“How was an advertising man ever to suggest to a man of medicine the particular, minute insanities that were his daily tasks? Mr. Blandings thought of the accounts that made up his professional life. Old Supine, A Blend. Mr. Blandings’ task on this account was to find 10,000 different ways of evading the true issue.
“Old Supine, unlike some other products, had a true, definite function, which it would unfailingly perform. This function was to get the consumer into a hyper-normal state: buzzed, crocked, looping, fried, boiled, plastered or stinko, according to the amount ingested and the psycho-physiology of the consumer.
“Could this delightful truth be as much as hinted?

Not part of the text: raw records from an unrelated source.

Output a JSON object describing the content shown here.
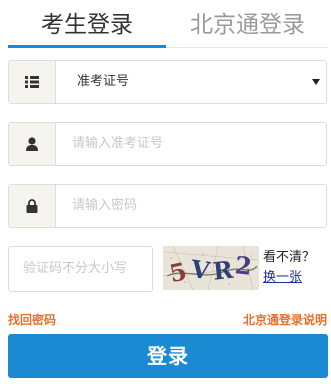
{
  "tabs": {
    "active_label": "考生登录",
    "inactive_label": "北京通登录"
  },
  "form": {
    "id_type": {
      "selected": "准考证号",
      "icon": "list-icon"
    },
    "exam_number": {
      "placeholder": "请输入准考证号",
      "value": "",
      "icon": "user-icon"
    },
    "password": {
      "placeholder": "请输入密码",
      "value": "",
      "icon": "lock-icon"
    },
    "captcha": {
      "placeholder": "验证码不分大小写",
      "image_text": "5VR2",
      "unclear_label": "看不清？",
      "refresh_label": "换一张"
    }
  },
  "links": {
    "recover_password": "找回密码",
    "beijingtong_help": "北京通登录说明"
  },
  "login_button": "登录",
  "colors": {
    "accent": "#1a8ad3",
    "link_orange": "#e8712a",
    "captcha_link": "#1f2fa8"
  }
}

Even if there were no Federal Trade Commission, the American mores would revolt at the slightest suggestion.
“In ‘building’ ads for Old Supine, it was Mr. Blandings’ task to take such notions as aroma, flavor, body, color, bouquet, mildness, more mildness, more body, less body and play with them like an 18-month infant in a playpen until some combination satisfying to the client emerged. Good fellowship, gracious living, liberty, equality, fraternity, snobbery, professional success, breadth of experience might also be used in advocacy. But the joys of getting more or less drunk? No.”
In another moment of rueful honesty, Mr. Blandings observed that Old Supine (“A Blend of the Superfine”) was actually composed of “…75 percent grain alcohol, plus some caramel solution for color, plus a dollop of somebody’s else’s whisky to make it taste like whisky.”
— From “Blanding’s Way” by Eric Hodgins (1950)